» Exercise description
Look through the records below and state how many lines carry the string "score", adding nothing.

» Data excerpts
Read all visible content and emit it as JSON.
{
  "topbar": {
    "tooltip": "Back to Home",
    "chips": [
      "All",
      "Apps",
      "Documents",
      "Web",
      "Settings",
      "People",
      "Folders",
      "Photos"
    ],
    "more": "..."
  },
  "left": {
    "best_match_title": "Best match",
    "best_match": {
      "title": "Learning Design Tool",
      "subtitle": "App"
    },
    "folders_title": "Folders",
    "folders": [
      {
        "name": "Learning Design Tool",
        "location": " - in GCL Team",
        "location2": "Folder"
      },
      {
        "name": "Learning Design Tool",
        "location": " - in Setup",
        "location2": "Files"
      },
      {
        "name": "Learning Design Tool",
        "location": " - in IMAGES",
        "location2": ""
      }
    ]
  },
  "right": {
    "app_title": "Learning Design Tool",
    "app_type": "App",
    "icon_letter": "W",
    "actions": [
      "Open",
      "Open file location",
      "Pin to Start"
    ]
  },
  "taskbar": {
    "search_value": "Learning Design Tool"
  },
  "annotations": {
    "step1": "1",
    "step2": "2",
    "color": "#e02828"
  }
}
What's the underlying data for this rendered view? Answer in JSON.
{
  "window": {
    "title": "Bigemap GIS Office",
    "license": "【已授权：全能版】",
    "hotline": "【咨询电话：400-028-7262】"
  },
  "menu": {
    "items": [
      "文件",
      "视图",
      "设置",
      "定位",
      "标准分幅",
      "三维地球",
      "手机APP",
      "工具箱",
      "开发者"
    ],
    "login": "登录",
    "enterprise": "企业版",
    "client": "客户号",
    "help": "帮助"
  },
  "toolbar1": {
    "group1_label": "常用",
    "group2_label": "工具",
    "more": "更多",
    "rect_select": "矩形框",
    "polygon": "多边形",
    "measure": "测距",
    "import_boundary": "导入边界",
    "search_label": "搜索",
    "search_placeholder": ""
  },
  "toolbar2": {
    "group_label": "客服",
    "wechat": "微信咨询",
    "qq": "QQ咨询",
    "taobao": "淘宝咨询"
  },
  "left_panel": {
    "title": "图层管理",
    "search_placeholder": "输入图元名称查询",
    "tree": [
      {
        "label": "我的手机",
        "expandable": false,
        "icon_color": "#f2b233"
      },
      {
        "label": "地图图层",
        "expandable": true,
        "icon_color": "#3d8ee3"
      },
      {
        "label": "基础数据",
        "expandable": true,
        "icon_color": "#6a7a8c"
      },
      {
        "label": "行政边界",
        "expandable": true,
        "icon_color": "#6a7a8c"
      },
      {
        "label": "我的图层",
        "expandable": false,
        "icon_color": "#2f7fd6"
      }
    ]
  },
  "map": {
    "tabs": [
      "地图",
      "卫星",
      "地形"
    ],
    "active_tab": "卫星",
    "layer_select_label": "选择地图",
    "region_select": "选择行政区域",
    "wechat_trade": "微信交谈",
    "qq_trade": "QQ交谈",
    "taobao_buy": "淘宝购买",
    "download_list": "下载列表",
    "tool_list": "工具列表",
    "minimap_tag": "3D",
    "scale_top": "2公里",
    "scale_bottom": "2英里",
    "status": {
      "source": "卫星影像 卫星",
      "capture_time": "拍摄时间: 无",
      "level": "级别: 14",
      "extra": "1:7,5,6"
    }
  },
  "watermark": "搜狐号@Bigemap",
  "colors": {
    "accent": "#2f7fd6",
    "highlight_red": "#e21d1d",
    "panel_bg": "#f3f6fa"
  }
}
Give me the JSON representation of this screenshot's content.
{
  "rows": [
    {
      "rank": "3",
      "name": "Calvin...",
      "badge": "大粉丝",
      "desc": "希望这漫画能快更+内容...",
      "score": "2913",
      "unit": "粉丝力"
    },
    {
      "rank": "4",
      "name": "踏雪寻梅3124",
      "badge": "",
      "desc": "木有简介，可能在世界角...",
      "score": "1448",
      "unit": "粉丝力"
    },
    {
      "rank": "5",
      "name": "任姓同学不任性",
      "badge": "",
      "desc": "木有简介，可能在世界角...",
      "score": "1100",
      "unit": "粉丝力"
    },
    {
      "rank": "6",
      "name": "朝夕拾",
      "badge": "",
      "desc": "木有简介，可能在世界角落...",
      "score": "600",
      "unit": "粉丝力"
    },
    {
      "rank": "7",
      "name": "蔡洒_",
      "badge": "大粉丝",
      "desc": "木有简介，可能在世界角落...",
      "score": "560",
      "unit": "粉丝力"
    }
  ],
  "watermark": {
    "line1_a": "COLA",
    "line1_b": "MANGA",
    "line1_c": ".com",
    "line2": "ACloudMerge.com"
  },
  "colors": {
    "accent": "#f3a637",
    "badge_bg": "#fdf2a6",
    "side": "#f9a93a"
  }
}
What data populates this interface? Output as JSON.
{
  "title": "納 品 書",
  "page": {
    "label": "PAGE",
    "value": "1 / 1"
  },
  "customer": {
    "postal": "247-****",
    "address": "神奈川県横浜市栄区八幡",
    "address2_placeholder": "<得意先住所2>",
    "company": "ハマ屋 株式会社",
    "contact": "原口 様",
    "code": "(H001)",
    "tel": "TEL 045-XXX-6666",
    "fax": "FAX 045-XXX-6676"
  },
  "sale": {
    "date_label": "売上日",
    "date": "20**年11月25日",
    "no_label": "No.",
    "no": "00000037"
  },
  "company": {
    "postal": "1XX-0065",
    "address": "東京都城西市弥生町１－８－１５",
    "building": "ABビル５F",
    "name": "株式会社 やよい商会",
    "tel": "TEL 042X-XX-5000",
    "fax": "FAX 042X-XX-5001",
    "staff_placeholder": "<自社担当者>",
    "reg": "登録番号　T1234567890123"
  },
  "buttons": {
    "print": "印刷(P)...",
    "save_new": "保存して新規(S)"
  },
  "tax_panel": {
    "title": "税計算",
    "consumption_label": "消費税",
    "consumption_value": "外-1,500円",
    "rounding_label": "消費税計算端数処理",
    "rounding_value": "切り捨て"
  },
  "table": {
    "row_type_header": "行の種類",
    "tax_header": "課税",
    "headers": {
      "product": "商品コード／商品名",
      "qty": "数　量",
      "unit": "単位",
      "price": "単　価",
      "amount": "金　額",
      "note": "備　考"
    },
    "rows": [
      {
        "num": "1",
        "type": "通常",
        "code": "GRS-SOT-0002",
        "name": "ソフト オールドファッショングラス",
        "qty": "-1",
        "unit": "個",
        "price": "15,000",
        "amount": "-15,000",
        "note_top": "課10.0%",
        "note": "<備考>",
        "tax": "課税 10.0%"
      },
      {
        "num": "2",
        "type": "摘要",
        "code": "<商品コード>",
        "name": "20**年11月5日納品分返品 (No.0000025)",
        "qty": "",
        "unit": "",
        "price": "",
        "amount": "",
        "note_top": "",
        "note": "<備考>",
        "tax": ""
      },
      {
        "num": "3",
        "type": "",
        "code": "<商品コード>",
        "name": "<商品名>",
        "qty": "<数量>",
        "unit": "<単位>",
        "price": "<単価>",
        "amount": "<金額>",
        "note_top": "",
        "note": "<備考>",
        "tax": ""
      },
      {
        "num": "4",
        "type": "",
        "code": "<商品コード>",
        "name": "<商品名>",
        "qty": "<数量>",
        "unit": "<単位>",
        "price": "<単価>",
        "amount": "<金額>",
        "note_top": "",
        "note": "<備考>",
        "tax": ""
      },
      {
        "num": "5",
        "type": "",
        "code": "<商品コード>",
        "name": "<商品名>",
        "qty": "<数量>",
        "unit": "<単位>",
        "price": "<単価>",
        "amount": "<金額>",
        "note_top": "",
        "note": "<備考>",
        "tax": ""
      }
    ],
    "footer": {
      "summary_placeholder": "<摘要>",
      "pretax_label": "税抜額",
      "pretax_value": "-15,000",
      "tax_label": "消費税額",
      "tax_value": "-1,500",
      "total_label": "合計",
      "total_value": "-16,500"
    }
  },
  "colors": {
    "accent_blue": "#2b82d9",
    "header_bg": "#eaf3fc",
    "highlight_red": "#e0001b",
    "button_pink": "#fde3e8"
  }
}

» Answer space
5